There are thousands of books written about the subject of written and verbal communication skills.
Over time, some of the content changes because new communication technologies arrive and they impact the way we communicate.
The importance of communication skills for career success became a subject of interest for me back in 2011 after conducting a small research project on the subject.
Using Seek.co.nz (New Zealand’s largest online job advertising website) I searched for ‘Manager’ positions, located anywhere in New Zealand, with a salary up to $200,000.00. This search produced over 5,000 vacancies. That’s significant for a country with a population of just 4.4 Million people.

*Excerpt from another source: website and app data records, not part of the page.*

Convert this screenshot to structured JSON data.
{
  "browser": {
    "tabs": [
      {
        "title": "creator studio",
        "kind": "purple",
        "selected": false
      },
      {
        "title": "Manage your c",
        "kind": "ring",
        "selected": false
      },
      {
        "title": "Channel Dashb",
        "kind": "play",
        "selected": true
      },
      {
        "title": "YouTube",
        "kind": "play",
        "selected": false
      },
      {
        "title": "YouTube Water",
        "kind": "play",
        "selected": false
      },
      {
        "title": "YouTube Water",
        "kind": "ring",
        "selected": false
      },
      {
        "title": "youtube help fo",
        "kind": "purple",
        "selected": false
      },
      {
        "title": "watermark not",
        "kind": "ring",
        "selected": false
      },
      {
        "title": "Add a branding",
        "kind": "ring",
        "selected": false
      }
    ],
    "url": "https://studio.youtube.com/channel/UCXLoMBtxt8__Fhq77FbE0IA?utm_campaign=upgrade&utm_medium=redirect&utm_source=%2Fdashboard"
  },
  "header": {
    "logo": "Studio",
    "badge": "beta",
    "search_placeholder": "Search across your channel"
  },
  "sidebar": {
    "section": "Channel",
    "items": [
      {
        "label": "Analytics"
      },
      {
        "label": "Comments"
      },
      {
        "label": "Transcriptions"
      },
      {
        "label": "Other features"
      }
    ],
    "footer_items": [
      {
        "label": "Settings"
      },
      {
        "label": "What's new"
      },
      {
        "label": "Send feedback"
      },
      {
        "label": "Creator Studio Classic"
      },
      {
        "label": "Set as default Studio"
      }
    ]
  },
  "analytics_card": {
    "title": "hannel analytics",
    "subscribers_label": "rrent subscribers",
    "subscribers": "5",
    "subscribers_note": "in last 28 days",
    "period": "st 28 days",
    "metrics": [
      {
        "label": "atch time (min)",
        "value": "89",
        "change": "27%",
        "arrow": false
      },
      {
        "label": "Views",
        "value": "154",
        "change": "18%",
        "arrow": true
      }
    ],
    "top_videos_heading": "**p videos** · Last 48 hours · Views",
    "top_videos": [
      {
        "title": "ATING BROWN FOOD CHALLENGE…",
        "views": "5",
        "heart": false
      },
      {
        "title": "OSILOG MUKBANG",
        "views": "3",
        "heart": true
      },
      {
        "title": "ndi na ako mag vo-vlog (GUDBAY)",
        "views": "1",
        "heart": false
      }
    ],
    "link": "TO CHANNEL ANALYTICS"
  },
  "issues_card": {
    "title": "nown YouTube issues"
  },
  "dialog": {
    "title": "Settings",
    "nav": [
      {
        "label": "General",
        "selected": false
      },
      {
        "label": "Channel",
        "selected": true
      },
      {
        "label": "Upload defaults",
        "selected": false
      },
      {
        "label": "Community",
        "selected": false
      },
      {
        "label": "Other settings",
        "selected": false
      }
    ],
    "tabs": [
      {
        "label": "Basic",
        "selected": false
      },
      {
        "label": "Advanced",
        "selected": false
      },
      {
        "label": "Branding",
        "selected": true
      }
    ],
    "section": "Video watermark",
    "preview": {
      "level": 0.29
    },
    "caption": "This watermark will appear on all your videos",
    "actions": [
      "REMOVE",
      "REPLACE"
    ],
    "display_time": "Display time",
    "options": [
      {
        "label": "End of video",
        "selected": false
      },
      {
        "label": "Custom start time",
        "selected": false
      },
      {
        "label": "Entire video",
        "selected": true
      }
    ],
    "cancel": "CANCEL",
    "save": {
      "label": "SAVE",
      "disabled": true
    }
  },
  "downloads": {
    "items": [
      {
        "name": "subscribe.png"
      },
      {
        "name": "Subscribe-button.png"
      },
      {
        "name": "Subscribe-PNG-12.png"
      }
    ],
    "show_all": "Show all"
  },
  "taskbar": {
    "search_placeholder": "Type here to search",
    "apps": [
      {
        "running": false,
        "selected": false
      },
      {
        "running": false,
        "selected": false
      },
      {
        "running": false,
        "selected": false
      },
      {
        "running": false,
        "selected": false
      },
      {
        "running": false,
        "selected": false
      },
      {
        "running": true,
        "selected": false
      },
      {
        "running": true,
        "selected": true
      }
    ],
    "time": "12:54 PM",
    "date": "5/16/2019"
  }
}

Of the first 50 advertisements published, 26 of them requested ‘communications skills’. Comments such as, ‘excellent’, ‘outstanding’, or ‘highly developed’ were used to describe the level of skills required.
Other skills frequently mentioned were ‘leadership’ and ‘customer services skills’.

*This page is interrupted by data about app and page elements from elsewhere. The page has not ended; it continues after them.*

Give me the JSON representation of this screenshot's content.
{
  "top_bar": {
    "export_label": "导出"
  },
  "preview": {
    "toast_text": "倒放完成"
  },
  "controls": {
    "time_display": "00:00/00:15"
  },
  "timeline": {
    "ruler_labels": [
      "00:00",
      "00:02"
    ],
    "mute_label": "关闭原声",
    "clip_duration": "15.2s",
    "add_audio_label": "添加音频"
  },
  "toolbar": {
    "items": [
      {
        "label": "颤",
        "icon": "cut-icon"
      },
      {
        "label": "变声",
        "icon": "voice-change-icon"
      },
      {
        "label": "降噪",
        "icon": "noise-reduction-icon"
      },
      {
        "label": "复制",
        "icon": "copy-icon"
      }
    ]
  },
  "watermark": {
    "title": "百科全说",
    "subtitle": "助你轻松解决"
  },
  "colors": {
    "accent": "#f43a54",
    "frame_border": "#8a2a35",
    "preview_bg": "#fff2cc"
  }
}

It’s important to note that it’s not just managers who need to have great communication skills.
Based on a range of surveys of top employers, the University of Kent advise their graduates that ‘verbal communication’ is the number one skill employers want. Written communication coming in 7th place behind teamwork, commercial awareness, problem solving, initiative/motivation, and drive.
How good are your communication skills?
Check out this Ted Talk about the importance of listening…
10 ways to have a better conversation
When your job hinges on how well you talk to people, you learn a lot about how to have conversations — and that most of us don’t converse very well. Celeste Headlee has worked as a radio host for decades, and she knows the ingredients of a great conversation: Honesty, brevity, clarity and a healthy amount of listening. In this insightful talk, she shares 10 useful rules for having better conversations. “Go out, talk to people, listen to people,” she says. “And, most importantly, be prepared to be amazed.”